# Instructions to follow
Go over the listing below line by line, and return each one holding the string "this".

# Data supplied

######

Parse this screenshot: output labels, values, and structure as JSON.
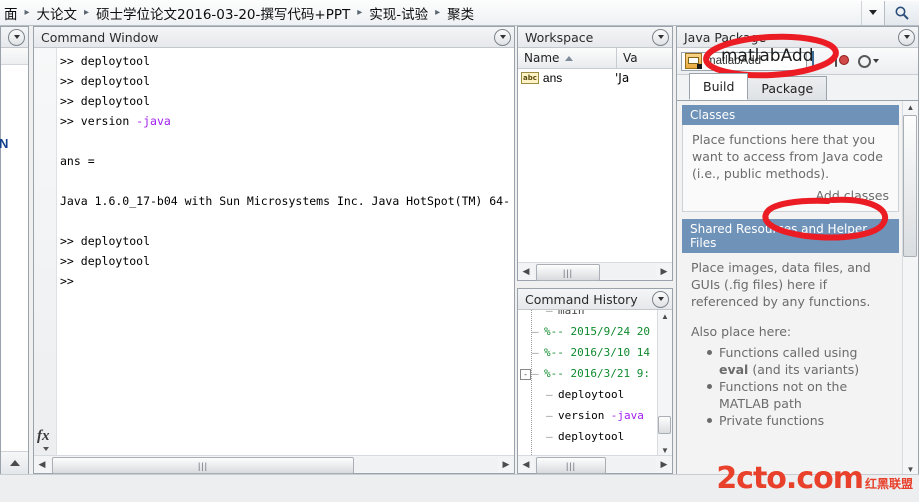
{
  "breadcrumb": {
    "items": [
      "面",
      "大论文",
      "硕士学位论文2016-03-20-撰写代码+PPT",
      "实现-试验",
      "聚类"
    ],
    "separator": "▸",
    "dropdown_icon": "chevron-down-icon",
    "search_icon": "search-icon"
  },
  "left_stub": {
    "dropdown_icon": "panel-menu-icon",
    "mark": "N",
    "collapse_icon": "chevron-up-icon"
  },
  "command_window": {
    "title": "Command Window",
    "dropdown_icon": "panel-menu-icon",
    "prompt_glyph": "fx",
    "lines": [
      {
        "prompt": ">> ",
        "cmd": "deploytool",
        "opt": ""
      },
      {
        "prompt": ">> ",
        "cmd": "deploytool",
        "opt": ""
      },
      {
        "prompt": ">> ",
        "cmd": "deploytool",
        "opt": ""
      },
      {
        "prompt": ">> ",
        "cmd": "version ",
        "opt": "-java"
      },
      {
        "prompt": "",
        "cmd": "",
        "opt": ""
      },
      {
        "prompt": "",
        "cmd": "ans =",
        "opt": ""
      },
      {
        "prompt": "",
        "cmd": "",
        "opt": ""
      },
      {
        "prompt": "",
        "cmd": "Java 1.6.0_17-b04 with Sun Microsystems Inc. Java HotSpot(TM) 64-",
        "opt": ""
      },
      {
        "prompt": "",
        "cmd": "",
        "opt": ""
      },
      {
        "prompt": ">> ",
        "cmd": "deploytool",
        "opt": ""
      },
      {
        "prompt": ">> ",
        "cmd": "deploytool",
        "opt": ""
      },
      {
        "prompt": ">> ",
        "cmd": "",
        "opt": ""
      }
    ],
    "scroll_left_icon": "triangle-left-icon",
    "scroll_right_icon": "triangle-right-icon",
    "scroll_grip": "|||"
  },
  "workspace": {
    "title": "Workspace",
    "dropdown_icon": "panel-menu-icon",
    "columns": [
      "Name",
      "Va"
    ],
    "sort_icon": "sort-ascending-icon",
    "rows": [
      {
        "icon": "abc",
        "name": "ans",
        "value": "'Ja"
      }
    ],
    "scroll_left_icon": "triangle-left-icon",
    "scroll_right_icon": "triangle-right-icon",
    "scroll_grip": "|||"
  },
  "command_history": {
    "title": "Command History",
    "dropdown_icon": "panel-menu-icon",
    "entries": [
      {
        "kind": "cut",
        "text": "main",
        "indent": 2,
        "expander": ""
      },
      {
        "kind": "green",
        "text": "%-- 2015/9/24 20",
        "indent": 1,
        "expander": ""
      },
      {
        "kind": "green",
        "text": "%-- 2016/3/10 14",
        "indent": 1,
        "expander": ""
      },
      {
        "kind": "green",
        "text": "%-- 2016/3/21 9:",
        "indent": 1,
        "expander": "minus"
      },
      {
        "kind": "black",
        "text": "deploytool",
        "indent": 2,
        "expander": ""
      },
      {
        "kind": "mixed",
        "text": "version ",
        "opt": "-java",
        "indent": 2,
        "expander": ""
      },
      {
        "kind": "black",
        "text": "deploytool",
        "indent": 2,
        "expander": ""
      }
    ],
    "scroll_up_icon": "triangle-up-icon",
    "scroll_down_icon": "triangle-down-icon",
    "scroll_left_icon": "triangle-left-icon",
    "scroll_right_icon": "triangle-right-icon",
    "scroll_grip": "|||"
  },
  "java_package": {
    "title": "Java Package",
    "dropdown_icon": "panel-menu-icon",
    "toolbar": {
      "project_combo_value": "matlabAdd",
      "project_icon": "project-folder-icon",
      "build_icon": "build-icon",
      "package_icon": "package-icon",
      "settings_icon": "gear-icon",
      "settings_caret_icon": "chevron-down-icon"
    },
    "tabs": [
      {
        "label": "Build",
        "active": true
      },
      {
        "label": "Package",
        "active": false
      }
    ],
    "sections": [
      {
        "header": "Classes",
        "text": "Place functions here that you want to access from Java code (i.e., public methods).",
        "link": "Add classes"
      },
      {
        "header": "Shared Resources and Helper Files",
        "text": "Place images, data files, and GUIs (.fig files) here if referenced by any functions.",
        "subtitle": "Also place here:",
        "bullets": [
          {
            "pre": "Functions called using ",
            "bold": "eval",
            "post": " (and its variants)"
          },
          {
            "pre": "Functions not on the MATLAB path",
            "bold": "",
            "post": ""
          },
          {
            "pre": "Private functions",
            "bold": "",
            "post": ""
          }
        ]
      }
    ],
    "scroll_up_icon": "triangle-up-icon",
    "scroll_down_icon": "triangle-down-icon",
    "scroll_grip": "≡"
  },
  "annotations": {
    "color": "#ec1c24",
    "items": [
      {
        "name": "matlabAdd-circle",
        "label": "matlabAdd"
      },
      {
        "name": "add-classes-circle",
        "label": ""
      }
    ]
  },
  "watermark": {
    "main": "2cto.com",
    "sub": "红黑联盟",
    "color": "#e8402a"
  }
}
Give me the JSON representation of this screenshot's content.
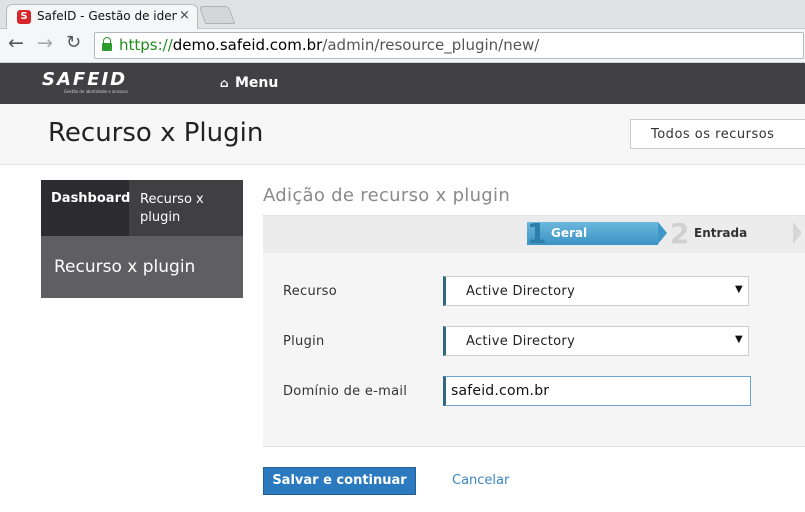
{
  "browser": {
    "tab_title": "SafeID - Gestão de identid",
    "tab_close": "×",
    "url_scheme": "https://",
    "url_host": "demo.safeid.com.br",
    "url_path": "/admin/resource_plugin/new/"
  },
  "appbar": {
    "logo": "SAFEID",
    "logo_tagline": "Gestão de identidade e acessos",
    "menu_label": "Menu",
    "menu_icon": "home-icon"
  },
  "header": {
    "title": "Recurso x Plugin",
    "all_resources": "Todos os recursos"
  },
  "sidebar": {
    "tab_dashboard": "Dashboard",
    "tab_resource_line1": "Recurso x",
    "tab_resource_line2": "plugin",
    "current": "Recurso x plugin"
  },
  "main": {
    "section_title": "Adição de recurso x plugin",
    "steps": [
      {
        "number": "1",
        "label": "Geral",
        "active": true
      },
      {
        "number": "2",
        "label": "Entrada",
        "active": false
      }
    ],
    "form": {
      "resource_label": "Recurso",
      "resource_value": "Active Directory",
      "plugin_label": "Plugin",
      "plugin_value": "Active Directory",
      "domain_label": "Domínio de e-mail",
      "domain_value": "safeid.com.br"
    },
    "save_button": "Salvar e continuar",
    "cancel_link": "Cancelar"
  },
  "colors": {
    "appbar": "#414144",
    "accent": "#2b7ac0",
    "step_active": "#3b93c5"
  }
}
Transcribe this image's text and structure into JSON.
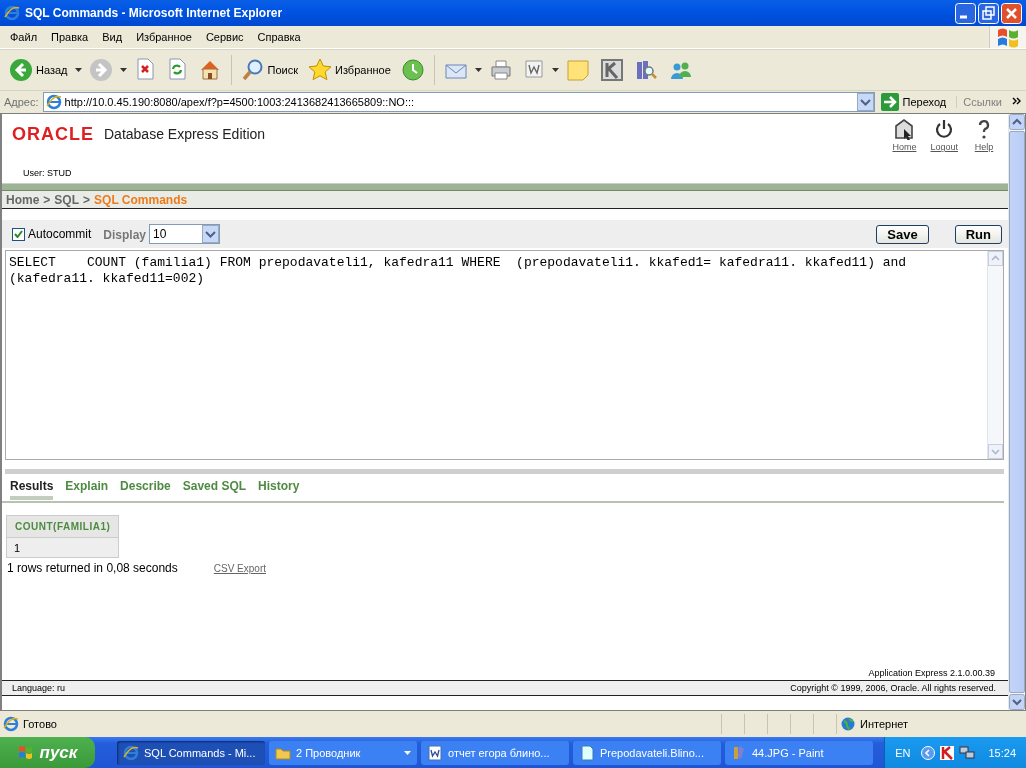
{
  "window": {
    "title": "SQL Commands - Microsoft Internet Explorer"
  },
  "menu": [
    "Файл",
    "Правка",
    "Вид",
    "Избранное",
    "Сервис",
    "Справка"
  ],
  "toolbar": [
    {
      "kind": "back",
      "label": "Назад"
    },
    {
      "kind": "forward"
    },
    {
      "kind": "stop"
    },
    {
      "kind": "refresh"
    },
    {
      "kind": "home"
    },
    {
      "kind": "search",
      "label": "Поиск"
    },
    {
      "kind": "favorites",
      "label": "Избранное"
    },
    {
      "kind": "history"
    },
    {
      "kind": "mail"
    },
    {
      "kind": "print"
    },
    {
      "kind": "edit"
    },
    {
      "kind": "note"
    },
    {
      "kind": "kaspersky"
    },
    {
      "kind": "research"
    },
    {
      "kind": "messenger"
    }
  ],
  "address": {
    "label": "Адрес:",
    "url": "http://10.0.45.190:8080/apex/f?p=4500:1003:2413682413665809::NO:::",
    "go": "Переход",
    "links": "Ссылки"
  },
  "page": {
    "brand": "ORACLE",
    "product": "Database Express Edition",
    "user": "User: STUD",
    "nav": [
      {
        "kind": "home",
        "label": "Home"
      },
      {
        "kind": "logout",
        "label": "Logout"
      },
      {
        "kind": "help",
        "label": "Help"
      }
    ],
    "breadcrumb": [
      {
        "label": "Home",
        "current": false
      },
      {
        "label": "SQL",
        "current": false
      },
      {
        "label": "SQL Commands",
        "current": true
      }
    ],
    "breadcrumb_separator": ">",
    "autocommit": {
      "label": "Autocommit",
      "checked": true
    },
    "display": {
      "label": "Display",
      "value": "10"
    },
    "buttons": [
      "Save",
      "Run"
    ],
    "sql": "SELECT    COUNT (familia1) FROM prepodavateli1, kafedra11 WHERE  (prepodavateli1. kkafed1= kafedra11. kkafed11) and (kafedra11. kkafed11=002)",
    "tabs": [
      {
        "label": "Results",
        "selected": true
      },
      {
        "label": "Explain",
        "selected": false
      },
      {
        "label": "Describe",
        "selected": false
      },
      {
        "label": "Saved SQL",
        "selected": false
      },
      {
        "label": "History",
        "selected": false
      }
    ],
    "results": {
      "columns": [
        "COUNT(FAMILIA1)"
      ],
      "rows": [
        [
          "1"
        ]
      ]
    },
    "summary": "1 rows returned in 0,08 seconds",
    "csv_export": "CSV Export",
    "version": "Application Express 2.1.0.00.39",
    "language": "Language: ru",
    "copyright": "Copyright © 1999, 2006, Oracle. All rights reserved."
  },
  "status_bar": {
    "text": "Готово",
    "zone": "Интернет"
  },
  "taskbar": {
    "start": "пуск",
    "tasks": [
      {
        "kind": "ie",
        "label": "SQL Commands - Mi...",
        "selected": true
      },
      {
        "kind": "folder",
        "label": "2 Проводник",
        "selected": false
      },
      {
        "kind": "word",
        "label": "отчет егора блино...",
        "selected": false
      },
      {
        "kind": "doc",
        "label": "Prepodavateli.Blino...",
        "selected": false
      },
      {
        "kind": "paint",
        "label": "44.JPG - Paint",
        "selected": false
      }
    ],
    "language": "EN",
    "clock": "15:24"
  }
}
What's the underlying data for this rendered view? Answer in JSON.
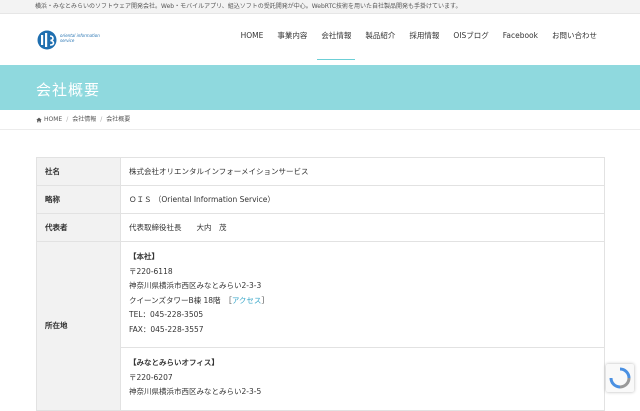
{
  "topbar": {
    "text": "横浜・みなとみらいのソフトウェア開発会社。Web・モバイルアプリ、組込ソフトの受託開発が中心。WebRTC技術を用いた自社製品開発も手掛けています。"
  },
  "logo": {
    "text": "oriental information service"
  },
  "nav": {
    "items": [
      "HOME",
      "事業内容",
      "会社情報",
      "製品紹介",
      "採用情報",
      "OISブログ",
      "Facebook",
      "お問い合わせ"
    ],
    "active": "会社情報"
  },
  "hero": {
    "title": "会社概要"
  },
  "breadcrumb": {
    "home": "HOME",
    "level1": "会社情報",
    "current": "会社概要"
  },
  "company": {
    "name_label": "社名",
    "name_value": "株式会社オリエンタルインフォーメイションサービス",
    "abbr_label": "略称",
    "abbr_value": "ＯＩＳ （Oriental Information Service）",
    "rep_label": "代表者",
    "rep_value": "代表取締役社長　　大内　茂",
    "addr_label": "所在地",
    "hq": {
      "title": "【本社】",
      "zip": "〒220-6118",
      "line1": "神奈川県横浜市西区みなとみらい2-3-3",
      "line2": "クイーンズタワーB棟 18階　",
      "access_open": "［",
      "access": "アクセス",
      "access_close": "］",
      "tel": "TEL：045-228-3505",
      "fax": "FAX：045-228-3557"
    },
    "mm": {
      "title": "【みなとみらいオフィス】",
      "zip": "〒220-6207",
      "line1": "神奈川県横浜市西区みなとみらい2-3-5"
    }
  },
  "colors": {
    "accent": "#8fd9de",
    "link": "#3aa7c9",
    "logo": "#1f6fb0"
  }
}
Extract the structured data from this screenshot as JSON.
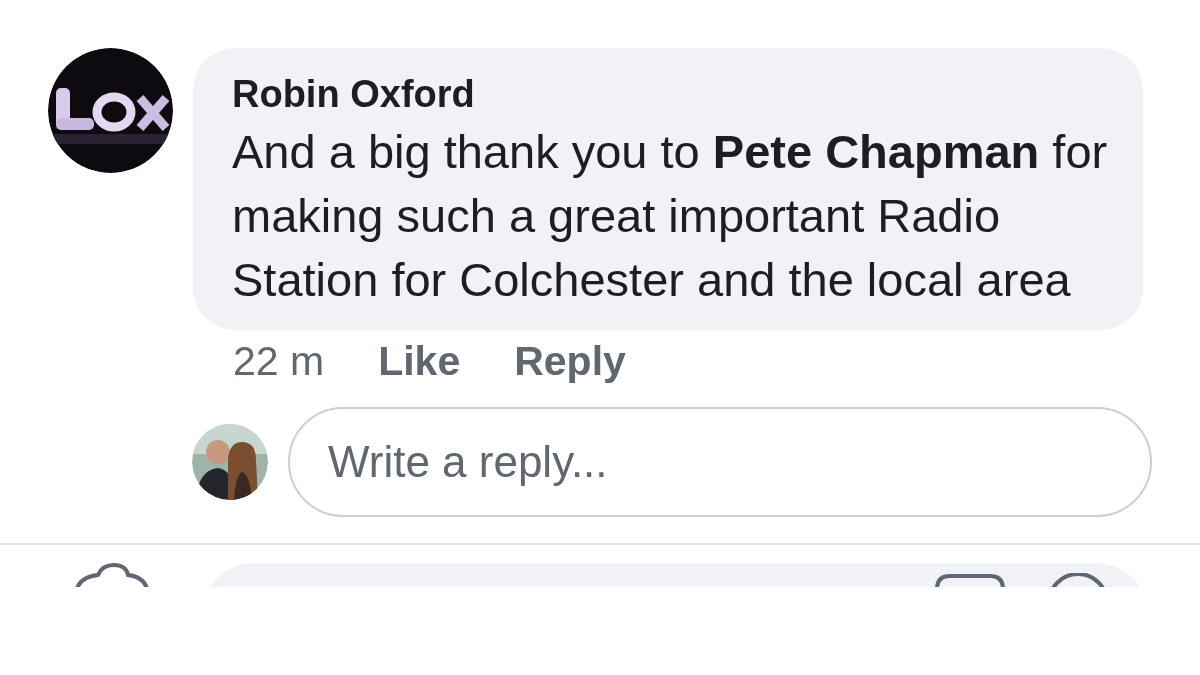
{
  "comment": {
    "author": "Robin Oxford",
    "text": "And a big thank you to **Pete Chapman** for making such a great important Radio Station for Colchester and the local area"
  },
  "meta": {
    "time": "22 m",
    "actions": [
      {
        "label": "Like"
      },
      {
        "label": "Reply"
      }
    ]
  },
  "reply_box": {
    "placeholder": "Write a reply..."
  }
}
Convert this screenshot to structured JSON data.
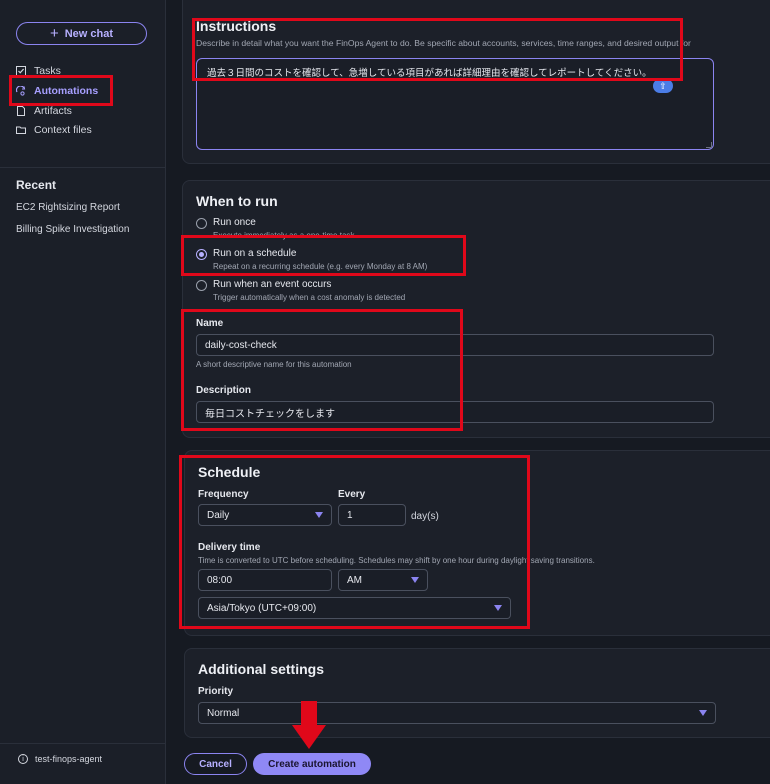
{
  "sidebar": {
    "new_chat": "New chat",
    "nav": [
      {
        "label": "Tasks",
        "icon": "checkbox-icon"
      },
      {
        "label": "Automations",
        "icon": "automation-icon",
        "active": true
      },
      {
        "label": "Artifacts",
        "icon": "file-icon"
      },
      {
        "label": "Context files",
        "icon": "folder-icon"
      }
    ],
    "recent_heading": "Recent",
    "recent": [
      "EC2 Rightsizing Report",
      "Billing Spike Investigation"
    ],
    "agent_name": "test-finops-agent"
  },
  "instructions": {
    "heading": "Instructions",
    "hint": "Describe in detail what you want the FinOps Agent to do. Be specific about accounts, services, time ranges, and desired output for",
    "value": "過去３日間のコストを確認して、急増している項目があれば詳細理由を確認してレポートしてください。"
  },
  "when_to_run": {
    "heading": "When to run",
    "options": [
      {
        "title": "Run once",
        "sub": "Execute immediately as a one-time task",
        "selected": false
      },
      {
        "title": "Run on a schedule",
        "sub": "Repeat on a recurring schedule (e.g. every Monday at 8 AM)",
        "selected": true
      },
      {
        "title": "Run when an event occurs",
        "sub": "Trigger automatically when a cost anomaly is detected",
        "selected": false
      }
    ],
    "name_label": "Name",
    "name_value": "daily-cost-check",
    "name_hint": "A short descriptive name for this automation",
    "description_label": "Description",
    "description_value": "毎日コストチェックをします"
  },
  "schedule": {
    "heading": "Schedule",
    "frequency_label": "Frequency",
    "frequency_value": "Daily",
    "every_label": "Every",
    "every_value": "1",
    "every_unit": "day(s)",
    "delivery_label": "Delivery time",
    "delivery_hint": "Time is converted to UTC before scheduling. Schedules may shift by one hour during daylight saving transitions.",
    "time_value": "08:00",
    "ampm_value": "AM",
    "timezone_value": "Asia/Tokyo (UTC+09:00)"
  },
  "additional": {
    "heading": "Additional settings",
    "priority_label": "Priority",
    "priority_value": "Normal"
  },
  "actions": {
    "cancel": "Cancel",
    "create": "Create automation"
  },
  "colors": {
    "accent": "#8f88f5",
    "annotation": "#e0081a",
    "background": "#161a22"
  }
}
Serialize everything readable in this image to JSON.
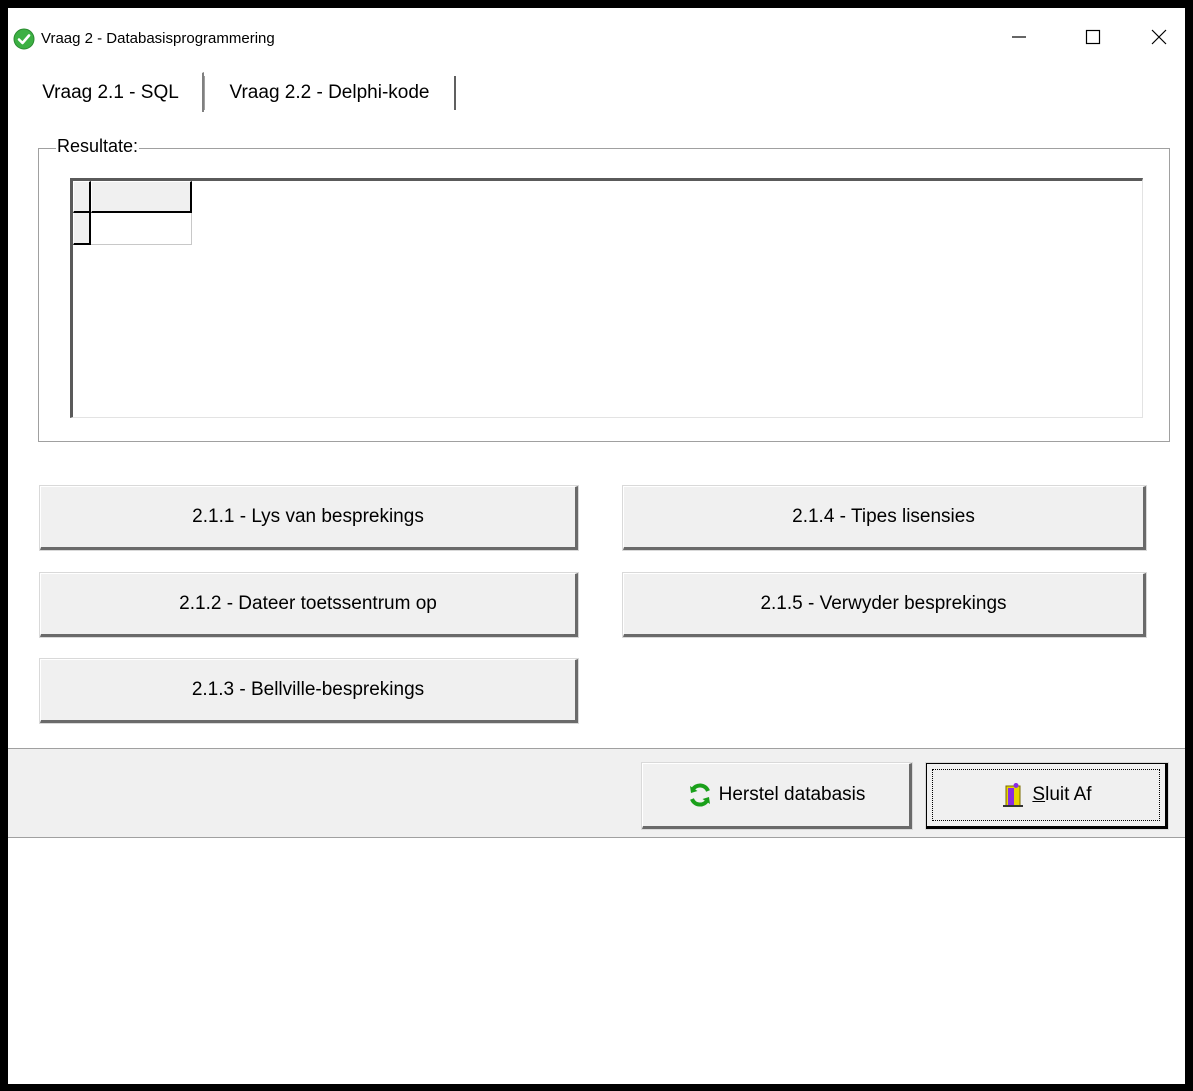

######

# Answer section
Parse this screenshot: output labels, values, and structure as JSON.
Give me the JSON representation of this screenshot's content.
Transcribe this image's text and structure into JSON.
What's the underlying data for this rendered view? Answer in JSON.
Extract the structured data from this screenshot as JSON.
Convert this screenshot to structured JSON data.
    "name_hint": "A short descriptive name for this automation",
Serialize everything readable in this image to JSON.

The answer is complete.